Write out the listing in full, matching it word for word.
* * * * *
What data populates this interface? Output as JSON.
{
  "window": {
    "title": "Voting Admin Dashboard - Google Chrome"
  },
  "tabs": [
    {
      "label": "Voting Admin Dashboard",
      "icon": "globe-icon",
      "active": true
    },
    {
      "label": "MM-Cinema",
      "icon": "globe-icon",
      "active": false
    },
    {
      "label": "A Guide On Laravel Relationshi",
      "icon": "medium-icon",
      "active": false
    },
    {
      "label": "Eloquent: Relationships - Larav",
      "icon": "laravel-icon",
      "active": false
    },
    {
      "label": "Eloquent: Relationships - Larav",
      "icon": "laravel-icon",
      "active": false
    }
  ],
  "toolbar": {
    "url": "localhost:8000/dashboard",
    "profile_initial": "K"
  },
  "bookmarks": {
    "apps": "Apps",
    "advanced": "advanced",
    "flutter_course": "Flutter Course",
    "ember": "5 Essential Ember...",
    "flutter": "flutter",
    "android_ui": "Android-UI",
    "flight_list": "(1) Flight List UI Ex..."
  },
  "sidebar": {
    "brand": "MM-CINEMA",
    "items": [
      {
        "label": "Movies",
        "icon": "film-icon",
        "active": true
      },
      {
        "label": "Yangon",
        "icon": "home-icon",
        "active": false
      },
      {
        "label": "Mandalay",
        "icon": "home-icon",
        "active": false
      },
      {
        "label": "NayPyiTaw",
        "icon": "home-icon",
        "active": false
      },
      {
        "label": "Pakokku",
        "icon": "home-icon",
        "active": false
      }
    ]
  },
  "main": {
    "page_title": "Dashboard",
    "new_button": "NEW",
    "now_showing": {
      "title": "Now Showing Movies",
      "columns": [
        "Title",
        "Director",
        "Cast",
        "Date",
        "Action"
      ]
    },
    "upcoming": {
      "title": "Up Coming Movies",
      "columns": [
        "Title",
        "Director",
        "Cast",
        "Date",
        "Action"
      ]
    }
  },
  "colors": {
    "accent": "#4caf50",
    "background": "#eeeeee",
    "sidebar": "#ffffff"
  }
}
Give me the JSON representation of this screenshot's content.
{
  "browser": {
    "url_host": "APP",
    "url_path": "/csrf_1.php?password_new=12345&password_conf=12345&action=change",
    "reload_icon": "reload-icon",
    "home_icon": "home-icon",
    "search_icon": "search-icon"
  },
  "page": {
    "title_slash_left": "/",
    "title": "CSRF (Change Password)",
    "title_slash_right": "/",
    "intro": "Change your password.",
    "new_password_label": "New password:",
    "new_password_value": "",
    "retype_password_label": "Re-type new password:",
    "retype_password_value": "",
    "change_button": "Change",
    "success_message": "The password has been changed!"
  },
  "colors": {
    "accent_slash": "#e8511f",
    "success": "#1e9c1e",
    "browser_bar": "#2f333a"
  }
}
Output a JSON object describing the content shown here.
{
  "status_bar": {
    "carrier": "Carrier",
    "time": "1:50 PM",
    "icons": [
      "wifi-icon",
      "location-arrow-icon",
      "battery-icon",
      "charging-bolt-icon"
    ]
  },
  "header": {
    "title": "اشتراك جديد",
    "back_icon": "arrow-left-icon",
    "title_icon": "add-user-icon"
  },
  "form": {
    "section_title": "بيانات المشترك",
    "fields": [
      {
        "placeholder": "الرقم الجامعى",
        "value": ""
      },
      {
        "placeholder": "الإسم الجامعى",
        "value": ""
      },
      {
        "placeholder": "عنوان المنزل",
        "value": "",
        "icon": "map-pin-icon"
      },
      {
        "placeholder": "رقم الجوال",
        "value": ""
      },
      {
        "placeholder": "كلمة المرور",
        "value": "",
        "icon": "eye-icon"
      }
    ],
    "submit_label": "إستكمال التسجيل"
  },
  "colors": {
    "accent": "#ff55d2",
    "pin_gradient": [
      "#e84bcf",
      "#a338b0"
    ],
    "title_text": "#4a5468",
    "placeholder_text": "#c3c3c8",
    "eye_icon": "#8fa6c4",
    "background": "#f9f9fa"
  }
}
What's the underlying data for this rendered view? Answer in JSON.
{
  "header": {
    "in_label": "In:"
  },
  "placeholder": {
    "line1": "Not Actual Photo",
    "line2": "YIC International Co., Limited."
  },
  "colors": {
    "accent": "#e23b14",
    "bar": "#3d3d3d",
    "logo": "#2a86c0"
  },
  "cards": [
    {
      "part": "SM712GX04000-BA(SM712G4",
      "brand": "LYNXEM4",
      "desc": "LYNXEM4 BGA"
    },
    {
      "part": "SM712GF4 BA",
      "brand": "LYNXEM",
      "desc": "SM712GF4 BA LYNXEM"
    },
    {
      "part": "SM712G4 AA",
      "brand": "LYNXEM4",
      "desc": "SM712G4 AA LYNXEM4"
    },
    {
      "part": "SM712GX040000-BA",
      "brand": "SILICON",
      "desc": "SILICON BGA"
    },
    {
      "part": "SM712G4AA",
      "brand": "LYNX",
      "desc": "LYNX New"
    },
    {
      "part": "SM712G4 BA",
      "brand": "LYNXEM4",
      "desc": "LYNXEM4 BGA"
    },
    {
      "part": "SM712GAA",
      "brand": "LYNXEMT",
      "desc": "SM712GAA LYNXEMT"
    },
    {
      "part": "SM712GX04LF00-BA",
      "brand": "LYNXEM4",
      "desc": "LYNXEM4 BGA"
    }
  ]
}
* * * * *
_Response below_:
What data populates this interface? Output as JSON.
{
  "window": {
    "title": "Voting Admin Dashboard - Google Chrome"
  },
  "tabs": [
    {
      "label": "Voting Admin Dashboard",
      "icon": "globe-icon",
      "active": true
    },
    {
      "label": "MM-Cinema",
      "icon": "globe-icon",
      "active": false
    },
    {
      "label": "A Guide On Laravel Relationshi",
      "icon": "medium-icon",
      "active": false
    },
    {
      "label": "Eloquent: Relationships - Larav",
      "icon": "laravel-icon",
      "active": false
    },
    {
      "label": "Eloquent: Relationships - Larav",
      "icon": "laravel-icon",
      "active": false
    }
  ],
  "toolbar": {
    "url": "localhost:8000/dashboard",
    "profile_initial": "K"
  },
  "bookmarks": {
    "apps": "Apps",
    "advanced": "advanced",
    "flutter_course": "Flutter Course",
    "ember": "5 Essential Ember...",
    "flutter": "flutter",
    "android_ui": "Android-UI",
    "flight_list": "(1) Flight List UI Ex..."
  },
  "sidebar": {
    "brand": "MM-CINEMA",
    "items": [
      {
        "label": "Movies",
        "icon": "film-icon",
        "active": true
      },
      {
        "label": "Yangon",
        "icon": "home-icon",
        "active": false
      },
      {
        "label": "Mandalay",
        "icon": "home-icon",
        "active": false
      },
      {
        "label": "NayPyiTaw",
        "icon": "home-icon",
        "active": false
      },
      {
        "label": "Pakokku",
        "icon": "home-icon",
        "active": false
      }
    ]
  },
  "main": {
    "page_title": "Dashboard",
    "new_button": "NEW",
    "now_showing": {
      "title": "Now Showing Movies",
      "columns": [
        "Title",
        "Director",
        "Cast",
        "Date",
        "Action"
      ]
    },
    "upcoming": {
      "title": "Up Coming Movies",
      "columns": [
        "Title",
        "Director",
        "Cast",
        "Date",
        "Action"
      ]
    }
  },
  "colors": {
    "accent": "#4caf50",
    "background": "#eeeeee",
    "sidebar": "#ffffff"
  }
}
Give me the JSON representation of this screenshot's content.
{
  "browser": {
    "url_host": "APP",
    "url_path": "/csrf_1.php?password_new=12345&password_conf=12345&action=change",
    "reload_icon": "reload-icon",
    "home_icon": "home-icon",
    "search_icon": "search-icon"
  },
  "page": {
    "title_slash_left": "/",
    "title": "CSRF (Change Password)",
    "title_slash_right": "/",
    "intro": "Change your password.",
    "new_password_label": "New password:",
    "new_password_value": "",
    "retype_password_label": "Re-type new password:",
    "retype_password_value": "",
    "change_button": "Change",
    "success_message": "The password has been changed!"
  },
  "colors": {
    "accent_slash": "#e8511f",
    "success": "#1e9c1e",
    "browser_bar": "#2f333a"
  }
}
Output a JSON object describing the content shown here.
{
  "status_bar": {
    "carrier": "Carrier",
    "time": "1:50 PM",
    "icons": [
      "wifi-icon",
      "location-arrow-icon",
      "battery-icon",
      "charging-bolt-icon"
    ]
  },
  "header": {
    "title": "اشتراك جديد",
    "back_icon": "arrow-left-icon",
    "title_icon": "add-user-icon"
  },
  "form": {
    "section_title": "بيانات المشترك",
    "fields": [
      {
        "placeholder": "الرقم الجامعى",
        "value": ""
      },
      {
        "placeholder": "الإسم الجامعى",
        "value": ""
      },
      {
        "placeholder": "عنوان المنزل",
        "value": "",
        "icon": "map-pin-icon"
      },
      {
        "placeholder": "رقم الجوال",
        "value": ""
      },
      {
        "placeholder": "كلمة المرور",
        "value": "",
        "icon": "eye-icon"
      }
    ],
    "submit_label": "إستكمال التسجيل"
  },
  "colors": {
    "accent": "#ff55d2",
    "pin_gradient": [
      "#e84bcf",
      "#a338b0"
    ],
    "title_text": "#4a5468",
    "placeholder_text": "#c3c3c8",
    "eye_icon": "#8fa6c4",
    "background": "#f9f9fa"
  }
}
What's the underlying data for this rendered view? Answer in JSON.
{
  "header": {
    "in_label": "In:"
  },
  "placeholder": {
    "line1": "Not Actual Photo",
    "line2": "YIC International Co., Limited."
  },
  "colors": {
    "accent": "#e23b14",
    "bar": "#3d3d3d",
    "logo": "#2a86c0"
  },
  "cards": [
    {
      "part": "SM712GX04000-BA(SM712G4",
      "brand": "LYNXEM4",
      "desc": "LYNXEM4 BGA"
    },
    {
      "part": "SM712GF4 BA",
      "brand": "LYNXEM",
      "desc": "SM712GF4 BA LYNXEM"
    },
    {
      "part": "SM712G4 AA",
      "brand": "LYNXEM4",
      "desc": "SM712G4 AA LYNXEM4"
    },
    {
      "part": "SM712GX040000-BA",
      "brand": "SILICON",
      "desc": "SILICON BGA"
    },
    {
      "part": "SM712G4AA",
      "brand": "LYNX",
      "desc": "LYNX New"
    },
    {
      "part": "SM712G4 BA",
      "brand": "LYNXEM4",
      "desc": "LYNXEM4 BGA"
    },
    {
      "part": "SM712GAA",
      "brand": "LYNXEMT",
      "desc": "SM712GAA LYNXEMT"
    },
    {
      "part": "SM712GX04LF00-BA",
      "brand": "LYNXEM4",
      "desc": "LYNXEM4 BGA"
    }
  ]
}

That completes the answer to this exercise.